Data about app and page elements
________
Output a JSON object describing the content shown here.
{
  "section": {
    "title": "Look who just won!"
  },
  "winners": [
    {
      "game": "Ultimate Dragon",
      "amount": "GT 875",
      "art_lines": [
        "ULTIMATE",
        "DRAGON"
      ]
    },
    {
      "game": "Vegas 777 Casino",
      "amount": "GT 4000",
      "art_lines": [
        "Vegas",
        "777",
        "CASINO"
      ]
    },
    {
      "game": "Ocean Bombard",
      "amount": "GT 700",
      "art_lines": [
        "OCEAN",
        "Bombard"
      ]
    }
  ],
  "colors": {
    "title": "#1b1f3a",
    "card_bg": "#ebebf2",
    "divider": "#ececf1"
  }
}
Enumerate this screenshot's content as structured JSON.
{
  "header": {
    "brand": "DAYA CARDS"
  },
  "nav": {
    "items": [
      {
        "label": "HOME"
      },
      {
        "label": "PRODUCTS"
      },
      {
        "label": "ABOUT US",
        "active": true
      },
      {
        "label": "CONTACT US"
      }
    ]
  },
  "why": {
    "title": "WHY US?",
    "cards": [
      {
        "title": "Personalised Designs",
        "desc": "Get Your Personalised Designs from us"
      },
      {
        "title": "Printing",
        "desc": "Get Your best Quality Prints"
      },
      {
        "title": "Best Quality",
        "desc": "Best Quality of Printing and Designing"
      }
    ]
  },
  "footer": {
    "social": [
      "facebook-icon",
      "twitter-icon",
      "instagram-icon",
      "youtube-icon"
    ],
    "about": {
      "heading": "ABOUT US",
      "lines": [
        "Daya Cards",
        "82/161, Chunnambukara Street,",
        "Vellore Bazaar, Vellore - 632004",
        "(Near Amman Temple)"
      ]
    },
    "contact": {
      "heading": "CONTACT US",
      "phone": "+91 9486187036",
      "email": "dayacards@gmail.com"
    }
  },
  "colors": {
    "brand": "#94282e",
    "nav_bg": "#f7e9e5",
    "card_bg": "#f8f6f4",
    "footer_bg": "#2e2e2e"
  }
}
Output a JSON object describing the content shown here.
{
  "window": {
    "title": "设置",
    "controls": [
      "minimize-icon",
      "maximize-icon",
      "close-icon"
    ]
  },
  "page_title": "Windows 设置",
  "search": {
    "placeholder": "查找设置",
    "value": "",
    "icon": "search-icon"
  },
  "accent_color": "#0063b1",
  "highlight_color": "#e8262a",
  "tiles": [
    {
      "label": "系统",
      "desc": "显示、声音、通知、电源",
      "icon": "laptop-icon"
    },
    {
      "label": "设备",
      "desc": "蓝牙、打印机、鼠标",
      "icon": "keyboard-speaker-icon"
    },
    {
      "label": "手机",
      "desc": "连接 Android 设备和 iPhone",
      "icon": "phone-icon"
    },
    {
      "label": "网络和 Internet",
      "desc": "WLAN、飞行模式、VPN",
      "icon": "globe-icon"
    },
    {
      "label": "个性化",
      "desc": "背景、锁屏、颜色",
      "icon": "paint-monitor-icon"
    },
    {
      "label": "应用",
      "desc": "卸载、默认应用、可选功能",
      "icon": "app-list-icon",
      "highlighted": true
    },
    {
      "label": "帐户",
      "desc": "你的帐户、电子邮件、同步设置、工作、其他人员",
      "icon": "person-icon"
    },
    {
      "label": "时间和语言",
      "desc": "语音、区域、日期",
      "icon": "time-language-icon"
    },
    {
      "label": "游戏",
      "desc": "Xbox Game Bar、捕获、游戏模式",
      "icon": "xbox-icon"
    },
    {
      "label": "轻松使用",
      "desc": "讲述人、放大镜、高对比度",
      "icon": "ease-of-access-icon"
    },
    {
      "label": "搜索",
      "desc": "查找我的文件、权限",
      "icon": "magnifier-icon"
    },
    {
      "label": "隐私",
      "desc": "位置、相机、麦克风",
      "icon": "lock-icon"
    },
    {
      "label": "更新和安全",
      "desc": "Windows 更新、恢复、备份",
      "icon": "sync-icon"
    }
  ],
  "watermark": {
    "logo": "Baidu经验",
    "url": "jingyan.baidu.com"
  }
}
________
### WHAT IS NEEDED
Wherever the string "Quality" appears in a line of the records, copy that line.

### OUTPUT
        "desc": "Get Your best Quality Prints"
        "title": "Best Quality",
        "desc": "Best Quality of Printing and Designing"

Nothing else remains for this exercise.